I’ve been working on this project for a few months, focused on changing how soft robots get designed and made. Traditionally these robots are complex to design and build, and they require and unexpectedly large amount of hand labor to stitch together. This ends up with parts being produced slowly, with small deviations from known working designs. I’ve been trying to come up with a method that allows you to design a robot in CAD, queue up the design on a powder printer, cast silicone into the printed mold, and pull out a working robot. The idea is to allow for a huge variety of geometry, experimentation, and prototypes that are quick and inexpensive to produce. I want to make the process a whole lot more like a scientific experiment, where you test and observe multiple samples while adjusting a single variable.
I’ve been focusing on these tapered tentacle shapes because they’re pretty easy to model and mold, but there’s some more complex and exciting geometry coming out of the machines all the time. Here’s a list of posts on the project, including information on the methods, techniques, and materials involved:
- Print Your Own Robot: Part 1
- Print Your Own Robot: Part 2
- Print Your Own Robot: Part 3 VIDEO!
- Print Your Own Robot: Part 4
- Print Your Own Robot: Part 5 29C3
- Print Your Own Robot: Part 6
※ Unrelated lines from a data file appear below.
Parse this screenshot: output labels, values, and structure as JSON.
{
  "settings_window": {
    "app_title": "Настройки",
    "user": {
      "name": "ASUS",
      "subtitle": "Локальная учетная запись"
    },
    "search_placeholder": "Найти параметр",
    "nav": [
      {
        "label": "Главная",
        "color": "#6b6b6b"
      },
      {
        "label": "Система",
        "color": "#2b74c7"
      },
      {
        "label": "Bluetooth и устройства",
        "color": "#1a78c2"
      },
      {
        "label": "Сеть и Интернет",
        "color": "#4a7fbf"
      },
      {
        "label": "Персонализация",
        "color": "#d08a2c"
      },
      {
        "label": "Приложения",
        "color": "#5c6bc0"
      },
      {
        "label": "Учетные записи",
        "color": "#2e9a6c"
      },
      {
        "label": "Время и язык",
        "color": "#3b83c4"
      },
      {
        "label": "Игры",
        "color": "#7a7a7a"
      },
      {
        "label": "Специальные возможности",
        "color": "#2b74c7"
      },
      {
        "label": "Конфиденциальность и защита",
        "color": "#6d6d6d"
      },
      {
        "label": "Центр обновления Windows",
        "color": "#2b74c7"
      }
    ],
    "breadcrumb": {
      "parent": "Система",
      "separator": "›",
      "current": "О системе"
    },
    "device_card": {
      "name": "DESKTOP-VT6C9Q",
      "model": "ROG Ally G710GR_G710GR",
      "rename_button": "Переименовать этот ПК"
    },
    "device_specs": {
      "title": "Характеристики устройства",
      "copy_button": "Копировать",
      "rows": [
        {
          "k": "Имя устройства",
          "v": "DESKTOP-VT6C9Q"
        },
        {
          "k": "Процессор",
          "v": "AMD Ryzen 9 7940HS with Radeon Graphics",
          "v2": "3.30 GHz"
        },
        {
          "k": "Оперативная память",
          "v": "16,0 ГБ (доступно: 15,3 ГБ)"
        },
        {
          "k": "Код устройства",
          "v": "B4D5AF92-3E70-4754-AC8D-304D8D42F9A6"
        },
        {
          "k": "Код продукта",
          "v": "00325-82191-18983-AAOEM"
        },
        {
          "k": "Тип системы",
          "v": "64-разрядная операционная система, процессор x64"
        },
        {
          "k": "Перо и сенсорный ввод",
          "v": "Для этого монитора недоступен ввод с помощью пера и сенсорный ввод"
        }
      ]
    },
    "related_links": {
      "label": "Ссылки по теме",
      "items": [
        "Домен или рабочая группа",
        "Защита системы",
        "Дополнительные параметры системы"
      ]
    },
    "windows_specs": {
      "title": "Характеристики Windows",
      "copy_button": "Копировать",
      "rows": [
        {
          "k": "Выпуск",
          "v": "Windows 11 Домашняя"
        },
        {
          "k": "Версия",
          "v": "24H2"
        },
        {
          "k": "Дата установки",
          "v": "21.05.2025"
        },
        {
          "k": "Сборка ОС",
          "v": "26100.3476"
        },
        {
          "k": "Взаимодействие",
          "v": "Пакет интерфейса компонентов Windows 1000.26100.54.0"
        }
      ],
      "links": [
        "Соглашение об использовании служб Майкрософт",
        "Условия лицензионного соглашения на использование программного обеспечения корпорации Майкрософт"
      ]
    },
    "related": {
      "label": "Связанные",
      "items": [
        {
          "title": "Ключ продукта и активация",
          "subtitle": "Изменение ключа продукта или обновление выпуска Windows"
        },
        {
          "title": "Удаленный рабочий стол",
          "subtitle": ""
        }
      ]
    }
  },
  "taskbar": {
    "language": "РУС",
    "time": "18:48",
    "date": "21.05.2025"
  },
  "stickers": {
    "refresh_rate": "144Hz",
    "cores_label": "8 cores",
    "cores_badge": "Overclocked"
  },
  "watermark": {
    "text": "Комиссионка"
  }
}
- Print Your Own Robot: Part 7
- Print Your Own Robot: Part 8
- Print Your Own Robot: Part 9
I'm Matthew Borgatti. I run a store called Sleek and Destroy, and I love to make stuff.